Parcels at the intersection of Elmo Road, Matt Hwy. and Bannister Road were added at a Jan. 10 work session.


“Identity within the context of the area”


A new group has also begun the first steps toward a proposed overlay for north Forsyth.

The Coal Mountain Overlay Committee has held two meetings on what should go in the area. The group is made up of both residents and developers from north Forsyth.

“We’ll set the parameters,” District 4 Commissioner Cindy Jones Mills said. “Nobody has predetermined anything.
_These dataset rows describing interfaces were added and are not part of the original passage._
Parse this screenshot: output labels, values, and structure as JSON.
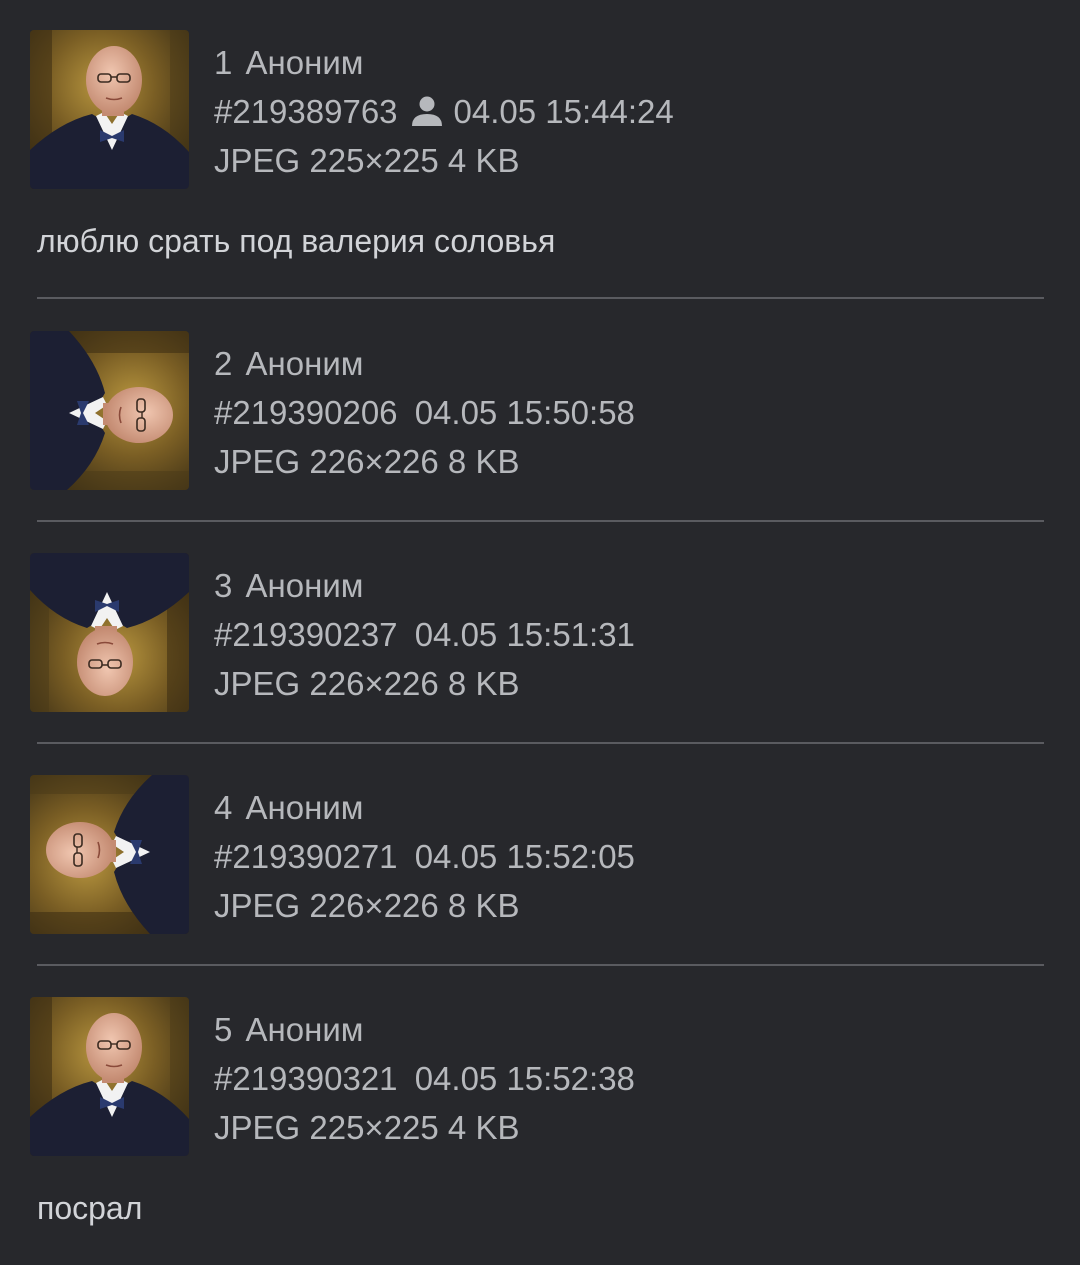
{
  "posts": [
    {
      "number": "1",
      "author": "Аноним",
      "id": "#219389763",
      "is_op": true,
      "datetime": "04.05 15:44:24",
      "file": "JPEG 225×225 4 KB",
      "comment": "люблю срать под валерия соловья"
    },
    {
      "number": "2",
      "author": "Аноним",
      "id": "#219390206",
      "is_op": false,
      "datetime": "04.05 15:50:58",
      "file": "JPEG 226×226 8 KB",
      "comment": ""
    },
    {
      "number": "3",
      "author": "Аноним",
      "id": "#219390237",
      "is_op": false,
      "datetime": "04.05 15:51:31",
      "file": "JPEG 226×226 8 KB",
      "comment": ""
    },
    {
      "number": "4",
      "author": "Аноним",
      "id": "#219390271",
      "is_op": false,
      "datetime": "04.05 15:52:05",
      "file": "JPEG 226×226 8 KB",
      "comment": ""
    },
    {
      "number": "5",
      "author": "Аноним",
      "id": "#219390321",
      "is_op": false,
      "datetime": "04.05 15:52:38",
      "file": "JPEG 225×225 4 KB",
      "comment": "посрал"
    }
  ],
  "icons": {
    "op_marker": "person-icon"
  },
  "colors": {
    "background": "#27282c",
    "meta_text": "#b6b8bc",
    "comment_text": "#d2d4d8",
    "divider": "#5a5b60"
  }
}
I’ve had people say, ‘Cindy, what do you want this to look like?’ And I’m with the committee; I don’t have anything predetermined.”
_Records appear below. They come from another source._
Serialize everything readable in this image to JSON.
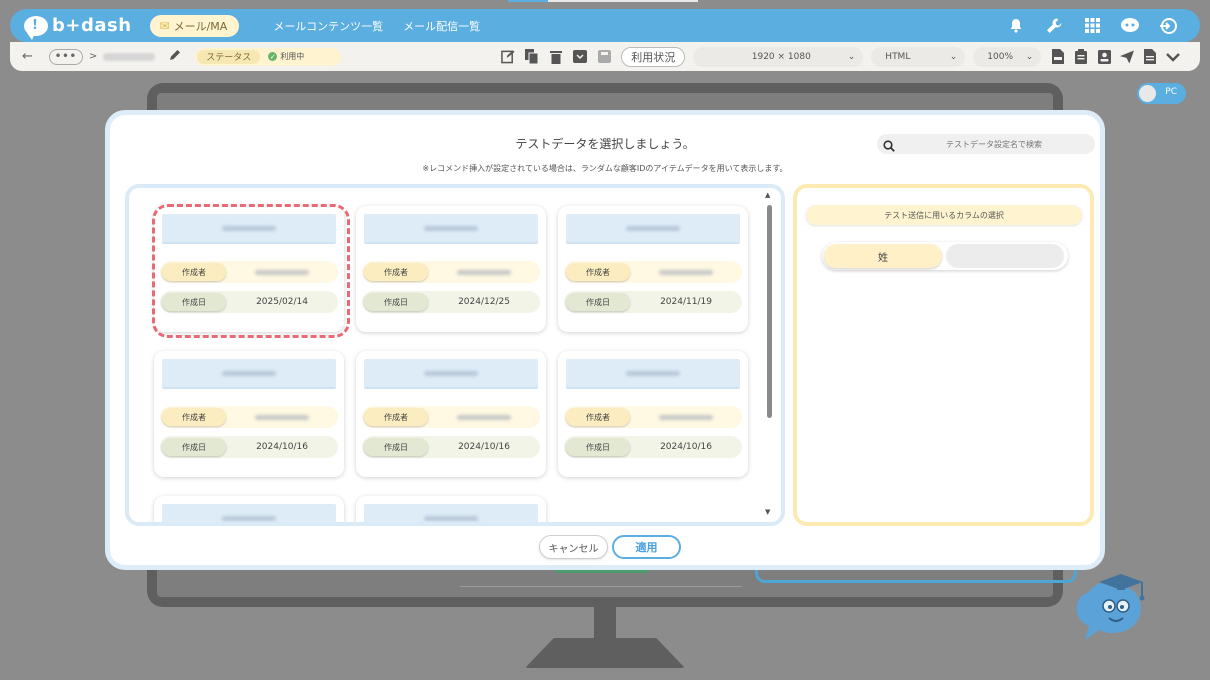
{
  "app": {
    "logo": "b+dash",
    "mode": "メール/MA",
    "nav": [
      "メールコンテンツ一覧",
      "メール配信一覧"
    ]
  },
  "toolbar": {
    "status_label": "ステータス",
    "status_value": "利用中",
    "usage_button": "利用状況",
    "resolution": "1920 × 1080",
    "format": "HTML",
    "zoom": "100%"
  },
  "preview_toggle": "PC",
  "modal": {
    "title": "テストデータを選択しましょう。",
    "search_placeholder": "テストデータ設定名で検索",
    "note": "※レコメンド挿入が設定されている場合は、ランダムな顧客IDのアイテムデータを用いて表示します。",
    "cards": [
      {
        "author_label": "作成者",
        "date_label": "作成日",
        "date": "2025/02/14"
      },
      {
        "author_label": "作成者",
        "date_label": "作成日",
        "date": "2024/12/25"
      },
      {
        "author_label": "作成者",
        "date_label": "作成日",
        "date": "2024/11/19"
      },
      {
        "author_label": "作成者",
        "date_label": "作成日",
        "date": "2024/10/16"
      },
      {
        "author_label": "作成者",
        "date_label": "作成日",
        "date": "2024/10/16"
      },
      {
        "author_label": "作成者",
        "date_label": "作成日",
        "date": "2024/10/16"
      }
    ],
    "column_panel": {
      "header": "テスト送信に用いるカラムの選択",
      "selected_chip": "姓"
    },
    "cancel_label": "キャンセル",
    "apply_label": "適用"
  },
  "colors": {
    "brand_blue": "#5aaee0",
    "selected_dash": "#e96a75",
    "panel_yellow": "#fde9b2"
  }
}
Director of Planning and Zoning Tom Brown said the county has about half a dozen overlays in the county.

“Overlays are a chance for the county to identify a particular geographic area and essentially come up with a new rule book for how property is developed in that area,” he said. “It’s a very flexible tool for commissioners to fine-tune their zoning ordinance and for a big county like us … it’s hard to have a set of rules that applies from the northern tip to the southern tip.”
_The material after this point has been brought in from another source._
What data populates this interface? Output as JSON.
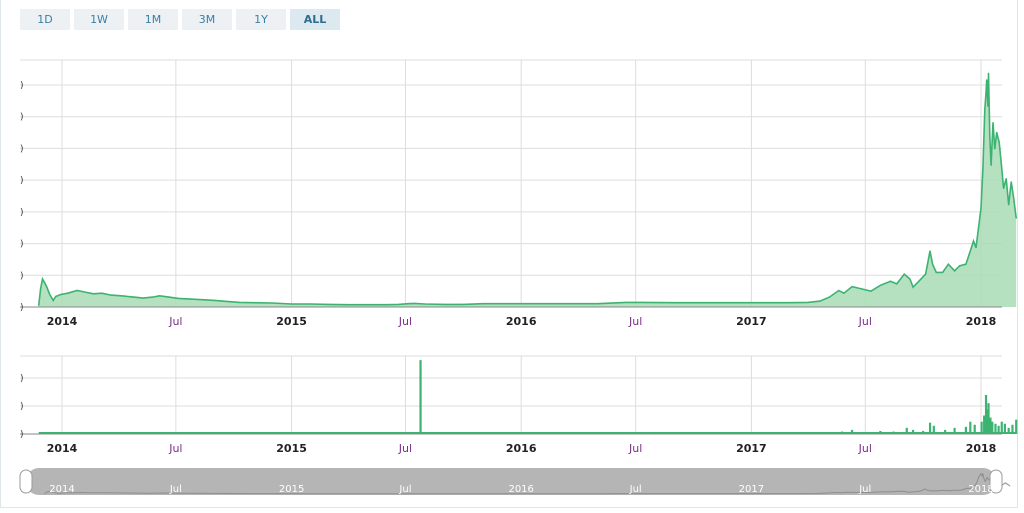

It is likely that most development in the area will be commercial, and the overlay will likely focus on those zonings.

The committee discussed options for placing monuments or preserving historical structures, having different standards for each intersection with Hwy. 369 and working toward rules for more muted colors, such as earth tones, for national companies.

“You could create some identity within the context of the area with some corner monument that has some sort of significance to the history,” said member Alan Neal.

Charlie Heard, a shopping center developer on the committee, said the overlay should also not be too broad.

“What’s maddening sometimes is there’s objective criteria that’s in the ordinance and you meet it,” he said, “then you go to the board and some of the times they’ll say, ‘I don’t really care what’s in the ordinance, here’s what I want you to do.’”


What’s next?


During the group’s second meeting, the discussion centered on design standards for businesses in the overlay area.

Members also looked at the proposed character areas of the county’s update to its comprehensive plan, or Foster Forsyth.

“As we move forward, as we find what we want to accomplish as a committee, having some ties to this concept and being somewhat consistent with it is going to make a lot of sense,” Brown said.

Also in the second meeting, exercises allowed members to review and give their reaction to several packets of good and bad examples of what should go in the area and looking at building standards in nearby Crabapple.

A separate design review board was also discussed in the meeting, and Brown said it would take about a year for the group to be up and running, if approved.

The committee was recently approved by commissioners with members: Neal, Heard, Seth Thomas, David McBrayer, Christine Becnel, Candy Hammond, Steve Holder, Robbie Caesar, Ryan Kerosec and Paul Hamby. Caesar and Kerosec will alternate and share a single vote.

Brown, District 4 planning board member Bettina Hammond, Developer Candice Harp and Commission Chairman Todd Levent, of District 3, have also been present at meetings.

The committee is planned to meet four more times.

After going through the committee, public hearings will be held before the county’s planning board and commissioners. The overlay can be adopted after the hearings.